It was not a miracle cure, but it was a pivotal moment for this social worker and it shifted how I practiced within my office. I was able to look back and see office-wide domestic violence case practice differently. I stopped waiting for workers to bring their fear to me, I would ask directly, “What are you afraid of for these children? For this family? For yourself?” Assessing for their fear and impact became an integral piece of my practice. I committed to creating a safe space for them to acknowledge fear, which allowed them to clear up emotional and critical thinking capacity in the space where fear had settled. They were able to build new skills and focus their energy on case practice that supported child safety and well-being. When given the opportunity to talk safely, they were able to lessen the fear that clouded their judgement on domestic violence cases. This allowed them to open to new and creative ways to work with families living with domestic violence. When we are unaware of fear it can truly wreak havoc on our decision-making skills. In domestic violence case practice, it makes it more difficult to differentiate between cases with homicide indicators and cases where those indicators are not present. If we are hyper-alert because we are afraid every case is going to be the case where a perpetrator kills the caregiving parent, we make it almost impossible to create child-centered partnership. If we rant at a mother because we are afraid, we are engaging in domestic violence destructive case-practice and we miss opportunities to partner in a way that focuses on child safety and well-being. If our secondary trauma is unexpressed and/or invalidated we meet each case with “here we go again”, and we miss key assessment information and partnering opportunities. Our fear and its impact cause us to miss information or assess information inaccurately, as we are focused on what we are afraid of and not the unique pieces of the perpetrator’s pattern of coercive control.
As a Safe & Together™ Model Trainer, when I work with groups and openly discuss the issue of fear and impact of our work on case practice, there are always powerful interactions. Workers and supervisors share their own experiences. There are some times tears and always mutual acknowledgment that fear and its impact are real. Workers share past and current experiences and we openly talk about how decisions based in fear are harmful. I have yet to meet a single word or exchange spoken in resistance to the importance of self-care as it relates specifically to domestic violence- informed case practice. In fact, the opposite occurs. I hear many expressions of thanks. In the recent group when several people were openly shedding tears, I offered to stop if it was too uncomfortable. I was quickly reassured that the tears were because it hit so close to home and was needed, so I was asked to please keep going.
And keep going we must. We must stop hiding our fear.

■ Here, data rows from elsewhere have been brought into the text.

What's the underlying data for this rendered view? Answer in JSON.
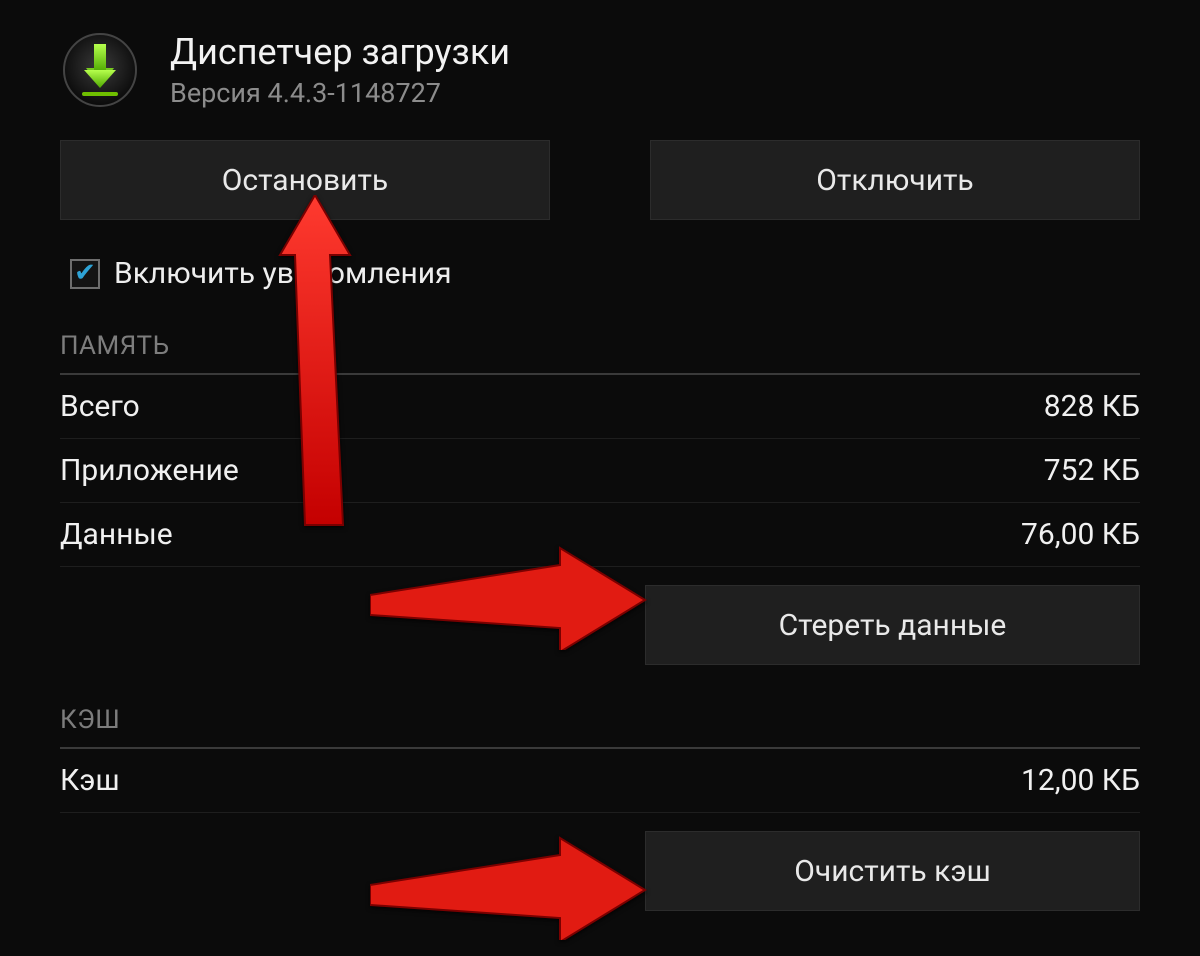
{
  "header": {
    "title": "Диспетчер загрузки",
    "version": "Версия 4.4.3-1148727"
  },
  "actions": {
    "stop": "Остановить",
    "disable": "Отключить"
  },
  "checkbox": {
    "label": "Включить уведомления",
    "checked": true
  },
  "memory_section": {
    "title": "ПАМЯТЬ",
    "total_label": "Всего",
    "total_value": "828 КБ",
    "app_label": "Приложение",
    "app_value": "752 КБ",
    "data_label": "Данные",
    "data_value": "76,00 КБ",
    "clear_data_button": "Стереть данные"
  },
  "cache_section": {
    "title": "КЭШ",
    "cache_label": "Кэш",
    "cache_value": "12,00 КБ",
    "clear_cache_button": "Очистить кэш"
  }
}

Domestic violence case work within child protection services is hard and scary work. It is also important and much needed work. We cannot take the fear out but we can create space to speak it and work through it and we must do that as we continue to work toward more empowered domestic violence-informed case practice.

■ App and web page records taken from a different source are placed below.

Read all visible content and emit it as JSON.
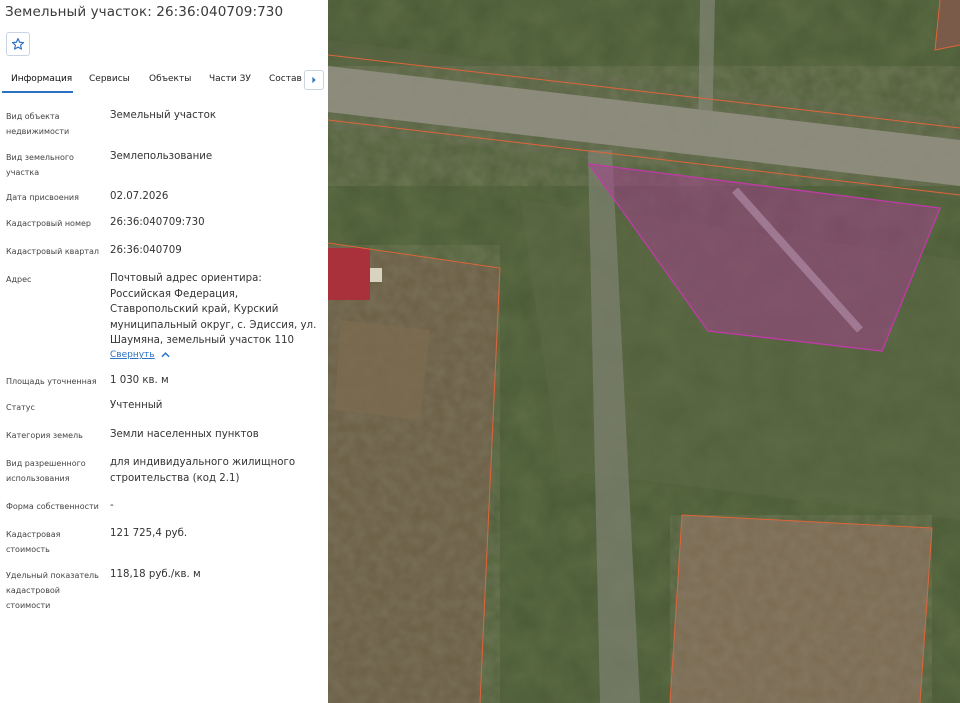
{
  "header": {
    "title": "Земельный участок: 26:36:040709:730"
  },
  "favorite_icon": "star-outline-icon",
  "tabs": [
    {
      "label": "Информация",
      "active": true
    },
    {
      "label": "Сервисы",
      "active": false
    },
    {
      "label": "Объекты",
      "active": false
    },
    {
      "label": "Части ЗУ",
      "active": false
    },
    {
      "label": "Состав",
      "active": false
    }
  ],
  "tab_next_icon": "chevron-right-icon",
  "info": {
    "object_type": {
      "label": "Вид объекта недвижимости",
      "value": "Земельный участок"
    },
    "land_type": {
      "label": "Вид земельного участка",
      "value": "Землепользование"
    },
    "assign_date": {
      "label": "Дата присвоения",
      "value": "02.07.2026"
    },
    "cadastral_number": {
      "label": "Кадастровый номер",
      "value": "26:36:040709:730"
    },
    "cadastral_quarter": {
      "label": "Кадастровый квартал",
      "value": "26:36:040709"
    },
    "address": {
      "label": "Адрес",
      "value": "Почтовый адрес ориентира: Российская Федерация, Ставропольский край, Курский муниципальный округ, с. Эдиссия, ул. Шаумяна, земельный участок 110",
      "collapse_label": "Свернуть"
    },
    "area": {
      "label": "Площадь уточненная",
      "value": "1 030 кв. м"
    },
    "status": {
      "label": "Статус",
      "value": "Учтенный"
    },
    "land_category": {
      "label": "Категория земель",
      "value": "Земли населенных пунктов"
    },
    "permitted_use": {
      "label": "Вид разрешенного использования",
      "value": "для индивидуального жилищного строительства (код 2.1)"
    },
    "ownership": {
      "label": "Форма собственности",
      "value": "-"
    },
    "cadastral_value": {
      "label": "Кадастровая стоимость",
      "value": "121 725,4 руб."
    },
    "specific_value": {
      "label": "Удельный показатель кадастровой стоимости",
      "value": "118,18 руб./кв. м"
    }
  },
  "colors": {
    "accent": "#2b72c4",
    "parcel_boundary": "#e0643a",
    "selected_parcel": "#c03aa8"
  }
}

Beth Ann Morhardt is a Safe & Together Institute faculty member. She trains and provides case consultations in the US and abroad. You can follow Beth Ann on Twitter at @bethannempower.